THE YEAR: 2010 THE NEWS REPORT: One week ago, a consortium of the 15 major global suppliers presented the five remaining global vehicle manufacturers their terms for doing business. The terms included standardization of specific products across manufacturers, non-negotiable prices, quality improvement standards and conditions for manufacturer-initiated engineering changes and delivery schedule changes. Today the Global Vehicle Manufacturers Association (GVMA) accepted the consortium's terms. This acquiescence by the GVMA to suppliers' demands clearly indicates that the power of the manufacturer-supplier relationship in the global automotive industry is now in the hands of the suppliers.
Far-fetched or reality? Today, many suppliers and consultants believe that the balance of power between the OEMs and suppliers has begun an irreversible shift from manufacturer to supplier. There is good reason to believe this will happen.
With increasing frequency, manufacturers are outsourcing work that requires suppliers to broaden engineering and manufacturing capabilities. Many larger suppliers also are being asked to provide more modules and systems, which requires them to act as system integrators, with even more complex engineering and manufacturing.
To meet these needs, suppliers are broadening their capabilities through mergers and acquisitions. The end result is that production and technical capabilities are being transferred from OEMs to suppliers and consolidated in the hands of suppliers who are becoming larger in size and greater in capability as they become fewer in number.
The few remaining suppliers, it is argued, eventually will be able to dictate to the OEMs their terms for doing business. And the OEMs, because of a dependency on these few suppliers, will not have the option to negotiate, let alone decline, the terms.
Many supplier executives, chafing under what they consider to be years of unfair treatment by OEMs, are anxiously looking to the day when they can tell the purchasing personnel of these OEMs how business will be conducted. The worm will have turned!
Unfortunately, this day will not come. In fact, even the day when the playing field is level between the two players will not come. OEMs will continue to hold the power in the manufacturer-supplier relationship for two basic and fundamental reasons:
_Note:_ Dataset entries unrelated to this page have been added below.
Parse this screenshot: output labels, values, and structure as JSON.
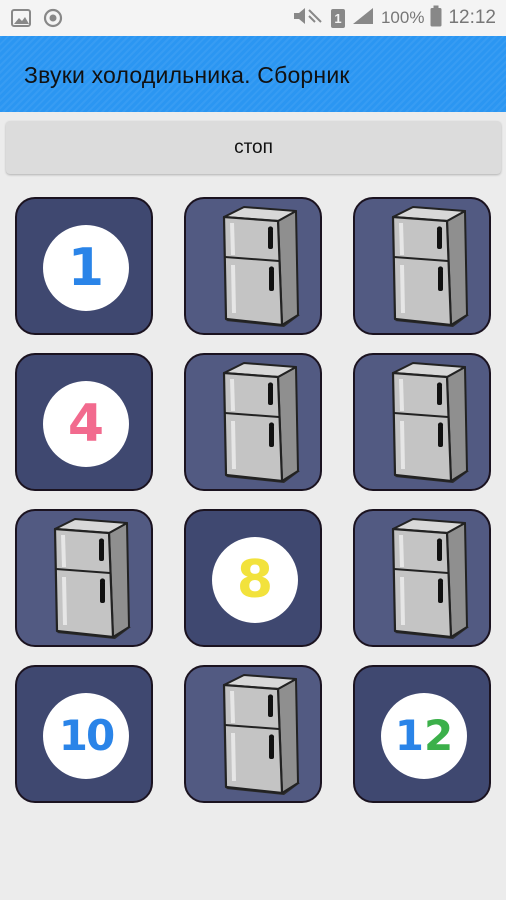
{
  "status_bar": {
    "battery_percent": "100%",
    "time": "12:12",
    "sim_label": "1",
    "icons": [
      "image-icon",
      "sync-icon",
      "mute-icon",
      "sim-icon",
      "signal-icon",
      "battery-icon"
    ]
  },
  "app_bar": {
    "title": "Звуки холодильника. Сборник",
    "color": "#2b96f2"
  },
  "controls": {
    "stop_label": "стоп"
  },
  "grid": {
    "tiles": [
      {
        "type": "number",
        "label": "1"
      },
      {
        "type": "fridge"
      },
      {
        "type": "fridge"
      },
      {
        "type": "number",
        "label": "4"
      },
      {
        "type": "fridge"
      },
      {
        "type": "fridge"
      },
      {
        "type": "fridge"
      },
      {
        "type": "number",
        "label": "8"
      },
      {
        "type": "fridge"
      },
      {
        "type": "number",
        "label": "10"
      },
      {
        "type": "fridge"
      },
      {
        "type": "number",
        "label": "12",
        "label_parts": [
          "1",
          "2"
        ]
      }
    ]
  }
}
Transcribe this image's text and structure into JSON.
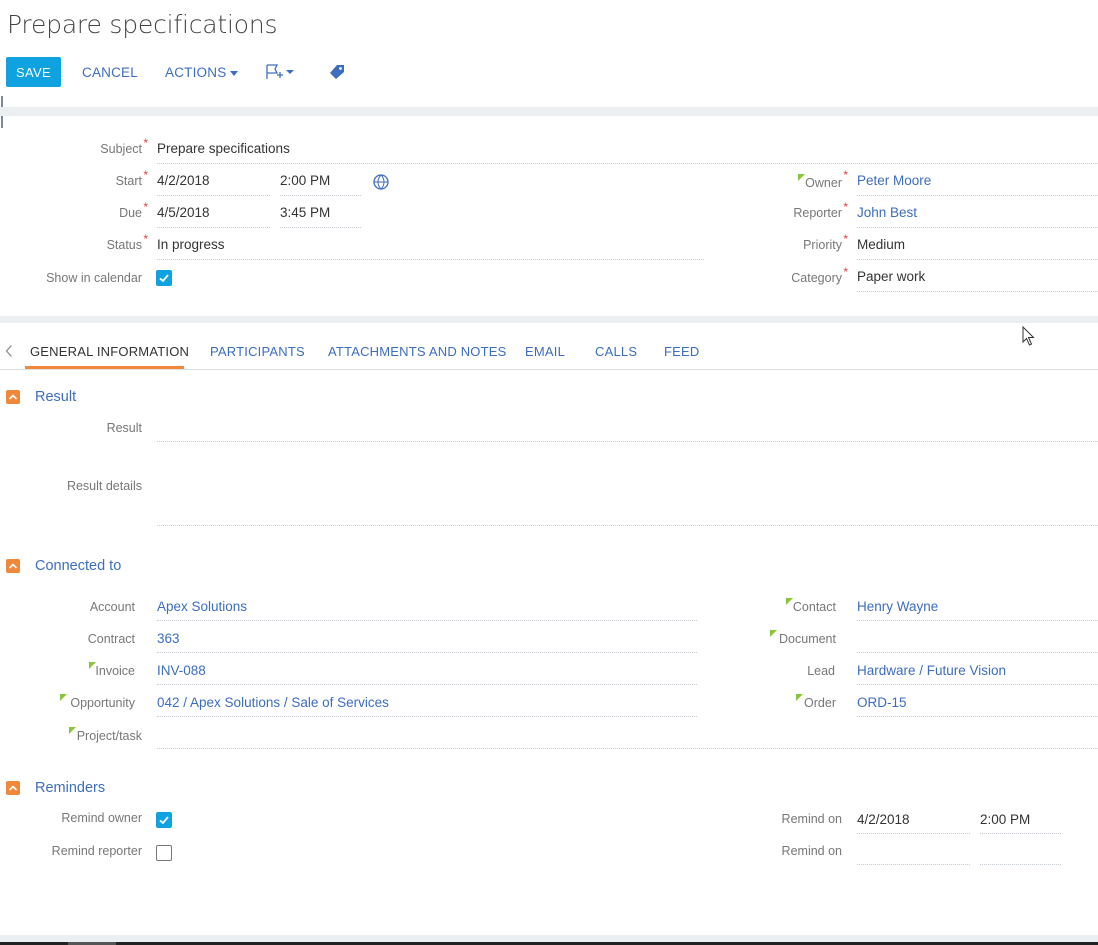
{
  "page": {
    "title": "Prepare specifications"
  },
  "toolbar": {
    "save": "SAVE",
    "cancel": "CANCEL",
    "actions": "ACTIONS"
  },
  "header": {
    "subject": {
      "label": "Subject",
      "value": "Prepare specifications"
    },
    "start": {
      "label": "Start",
      "date": "4/2/2018",
      "time": "2:00 PM"
    },
    "due": {
      "label": "Due",
      "date": "4/5/2018",
      "time": "3:45 PM"
    },
    "status": {
      "label": "Status",
      "value": "In progress"
    },
    "show_in_calendar": {
      "label": "Show in calendar",
      "checked": true
    },
    "owner": {
      "label": "Owner",
      "value": "Peter Moore"
    },
    "reporter": {
      "label": "Reporter",
      "value": "John Best"
    },
    "priority": {
      "label": "Priority",
      "value": "Medium"
    },
    "category": {
      "label": "Category",
      "value": "Paper work"
    }
  },
  "tabs": [
    {
      "label": "GENERAL INFORMATION",
      "active": true
    },
    {
      "label": "PARTICIPANTS"
    },
    {
      "label": "ATTACHMENTS AND NOTES"
    },
    {
      "label": "EMAIL"
    },
    {
      "label": "CALLS"
    },
    {
      "label": "FEED"
    }
  ],
  "result_section": {
    "title": "Result",
    "result": {
      "label": "Result",
      "value": ""
    },
    "result_details": {
      "label": "Result details",
      "value": ""
    }
  },
  "connected_section": {
    "title": "Connected to",
    "account": {
      "label": "Account",
      "value": "Apex Solutions"
    },
    "contract": {
      "label": "Contract",
      "value": "363"
    },
    "invoice": {
      "label": "Invoice",
      "value": "INV-088"
    },
    "opportunity": {
      "label": "Opportunity",
      "value": "042 / Apex Solutions / Sale of Services"
    },
    "project": {
      "label": "Project/task",
      "value": ""
    },
    "contact": {
      "label": "Contact",
      "value": "Henry Wayne"
    },
    "document": {
      "label": "Document",
      "value": ""
    },
    "lead": {
      "label": "Lead",
      "value": "Hardware / Future Vision"
    },
    "order": {
      "label": "Order",
      "value": "ORD-15"
    }
  },
  "reminders_section": {
    "title": "Reminders",
    "remind_owner": {
      "label": "Remind owner",
      "checked": true
    },
    "remind_reporter": {
      "label": "Remind reporter",
      "checked": false
    },
    "remind_on_owner": {
      "label": "Remind on",
      "date": "4/2/2018",
      "time": "2:00 PM"
    },
    "remind_on_reporter": {
      "label": "Remind on",
      "date": "",
      "time": ""
    }
  },
  "colors": {
    "accent": "#0ea2e0",
    "link": "#3d6dbf",
    "section_toggle": "#f0883c",
    "required": "#e04444",
    "marker": "#8ac63a"
  }
}
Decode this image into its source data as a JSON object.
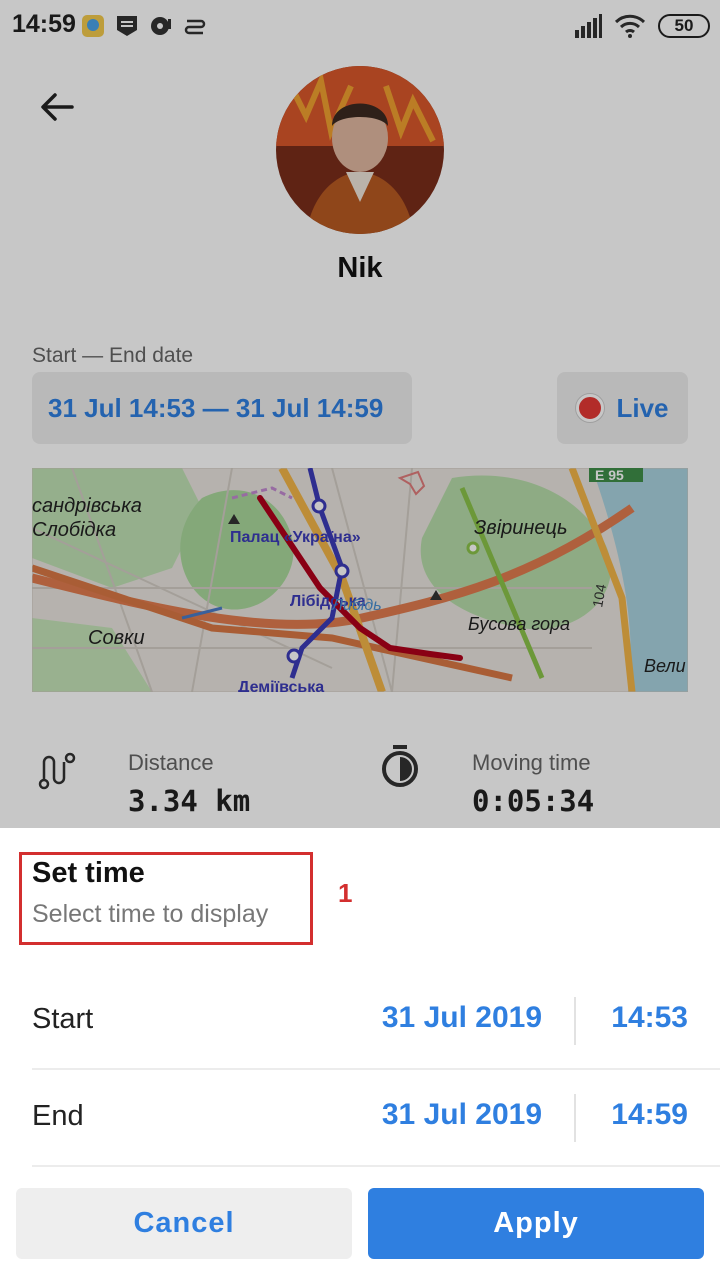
{
  "statusbar": {
    "time": "14:59",
    "battery": "50"
  },
  "profile": {
    "name": "Nik"
  },
  "dates": {
    "label": "Start — End date",
    "range": "31 Jul 14:53 — 31 Jul 14:59",
    "live_label": "Live"
  },
  "map": {
    "labels": [
      "сандрівська",
      "Слобідка",
      "Палац «Україна»",
      "Лібідська",
      "Либідь",
      "Совки",
      "Деміївська",
      "Звіринець",
      "Бусова гора",
      "Вели",
      "E 95",
      "104"
    ]
  },
  "stats": {
    "distance_label": "Distance",
    "distance_value": "3.34 km",
    "moving_label": "Moving time",
    "moving_value": "0:05:34"
  },
  "sheet": {
    "title": "Set time",
    "subtitle": "Select time to display",
    "annotation": "1",
    "start": {
      "label": "Start",
      "date": "31 Jul 2019",
      "time": "14:53"
    },
    "end": {
      "label": "End",
      "date": "31 Jul 2019",
      "time": "14:59"
    },
    "cancel_label": "Cancel",
    "apply_label": "Apply"
  },
  "colors": {
    "accent": "#2f7fe0",
    "live": "#e53935",
    "annotation": "#d32f2f",
    "track": "#b0001a"
  }
}
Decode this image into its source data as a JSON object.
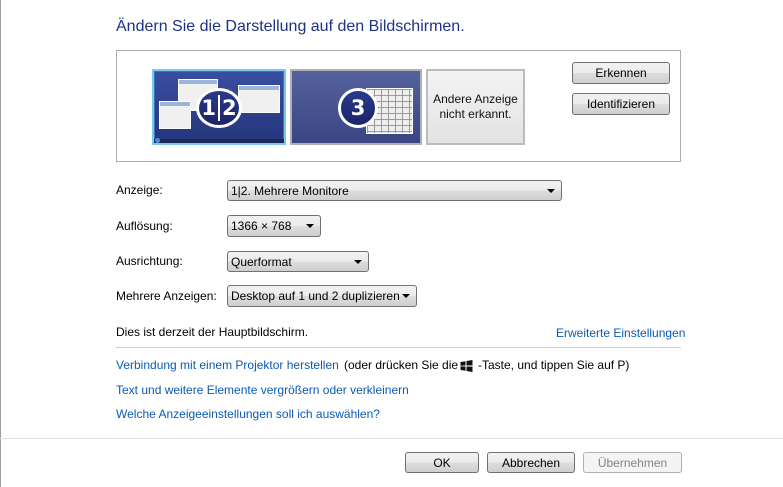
{
  "title": "Ändern Sie die Darstellung auf den Bildschirmen.",
  "monitors": {
    "primary_badge_left": "1",
    "primary_badge_right": "2",
    "secondary_badge": "3",
    "other_label": "Andere Anzeige nicht erkannt."
  },
  "side_buttons": {
    "detect": "Erkennen",
    "identify": "Identifizieren"
  },
  "settings": {
    "display": {
      "label": "Anzeige:",
      "value": "1|2. Mehrere Monitore"
    },
    "resolution": {
      "label": "Auflösung:",
      "value": "1366 × 768"
    },
    "orientation": {
      "label": "Ausrichtung:",
      "value": "Querformat"
    },
    "multiple": {
      "label": "Mehrere Anzeigen:",
      "value": "Desktop auf 1 und 2 duplizieren"
    }
  },
  "status": {
    "main_display_text": "Dies ist derzeit der Hauptbildschirm.",
    "advanced_link": "Erweiterte Einstellungen"
  },
  "links": {
    "projector": "Verbindung mit einem Projektor herstellen",
    "projector_hint_pre": "(oder drücken Sie die",
    "projector_hint_post": "-Taste, und tippen Sie auf P)",
    "text_size": "Text und weitere Elemente vergrößern oder verkleinern",
    "which_settings": "Welche Anzeigeeinstellungen soll ich auswählen?"
  },
  "footer": {
    "ok": "OK",
    "cancel": "Abbrechen",
    "apply": "Übernehmen"
  },
  "colors": {
    "title": "#1e3287",
    "link": "#0a5ab4",
    "selected_monitor_border": "#7cc8ee"
  }
}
1) The increasing role of OEM purchasing personnel as risk managers; and
2) The suppliers' self-interest.
As the number of suppliers decreases, the management of risk by purchasing personnel will encompass broader strategic issues. As capabilities become concentrated in fewer suppliers, there comes a point when each OEM will take steps to ensure that it is able to continue choosing its vendors. These steps could include giving a minor supplier a major contract.
OEMs have acted in this manner in the past. Not too many years ago many thoughtCorp. and Johnson Control Inc. would become the world's predominant interior suppliers. Then International was awarded a contract. Now there are three major North American interior suppliers.
The same thing has happened in Europe wherewas recently awarded a $500 million seat contract. Does this suggest that some OEM on each continent has its eye on a fourth interior supplier who is waiting in the wings for a major contract? What better way to further erode the power of the current major interior suppliers?
It also is not unreasonable to expect an OEM, concerned about suppliers getting too much power, to bring some currently outsourced work back inside to reduce its risk. The ebb and flow of outsourcing between OEMs and suppliers makes such OEM actions quite feasible, as suppliers of a specific component or system reach a critical minimum number.
Each supplier's self-interest in revenue and profit growth also will constrain the suppliers' ability to wrest power away from OEMs. As growth slows, remaining suppliers will have to look to new business for growth. The need to look to new opportunities will be further intensified if OEM mergers continue.
With growth opportunities for current products limited, and fewer OEMs with whom to do business, the major suppliers will have no choice but to expand into new areas to satisfy their need for growth. And OEMs will subsequently find, without looking too hard, new willing and capable suppliers with whom to conduct business.
Some may argue that suppliers, recognizing that they are gaining a more powerful position with the OEMs, will not engage in self-defeating activities. Several prognosticators say that major suppliers will form a consortium, working together to maximize joint returns rather than allow themselves to continue to be the foil of the OEMs. Such a consortium would essentially be a cartel.
Notwithstanding legal ramifications of doing so, this cartel, like every cartel in the history of man, will fail. Remember the oil cartel of the early '70s? Look at it today.
One can argue that different countries with different political agendas brought about its self-destruction. Consider then the coffee cartel, which was predominately comprised of Brazilian companies. It too failed.
In the short term, if OEM purchasing personnel fail to properly manage their risk, a consortium may succeed. In the long term, however, the suppliers' self-interest will cause a consortium to fail.
Even if OEMs and their purchasing personnel fail to recognize the need to conscientiously manage the risk associated with a decreasing supply base, the self-interest of the suppliers, as large and as concentrated as they may become, will not permit the power in the OEM-supplier relationship to shift. Wishful thinking not withstanding, the OEMs, as always, will continue to be the more powerful of the two.
Of course, as has been suggested, the suppliers could get together and simply end-run the OEMs by starting their own automaking operations. But now they would be one of them. So, will they act any differently toward their suppliers? I doubt it!